◆ What to produce
The reply should return the data in full, exactly as written.

___ Provided entries ___

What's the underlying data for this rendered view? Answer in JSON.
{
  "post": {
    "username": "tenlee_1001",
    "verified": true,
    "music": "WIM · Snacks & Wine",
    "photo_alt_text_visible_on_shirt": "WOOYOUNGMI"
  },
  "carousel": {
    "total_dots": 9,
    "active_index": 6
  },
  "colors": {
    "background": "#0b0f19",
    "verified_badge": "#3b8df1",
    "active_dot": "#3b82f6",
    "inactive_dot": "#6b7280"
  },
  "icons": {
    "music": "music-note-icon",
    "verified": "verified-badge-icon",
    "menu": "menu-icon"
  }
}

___

◆ Expected answer
What's the underlying data for this rendered view? Answer in JSON.
{
  "post": {
    "username": "tenlee_1001",
    "verified": true,
    "music": "WIM · Snacks & Wine",
    "photo_alt_text_visible_on_shirt": "WOOYOUNGMI"
  },
  "carousel": {
    "total_dots": 9,
    "active_index": 6
  },
  "colors": {
    "background": "#0b0f19",
    "verified_badge": "#3b8df1",
    "active_dot": "#3b82f6",
    "inactive_dot": "#6b7280"
  },
  "icons": {
    "music": "music-note-icon",
    "verified": "verified-badge-icon",
    "menu": "menu-icon"
  }
}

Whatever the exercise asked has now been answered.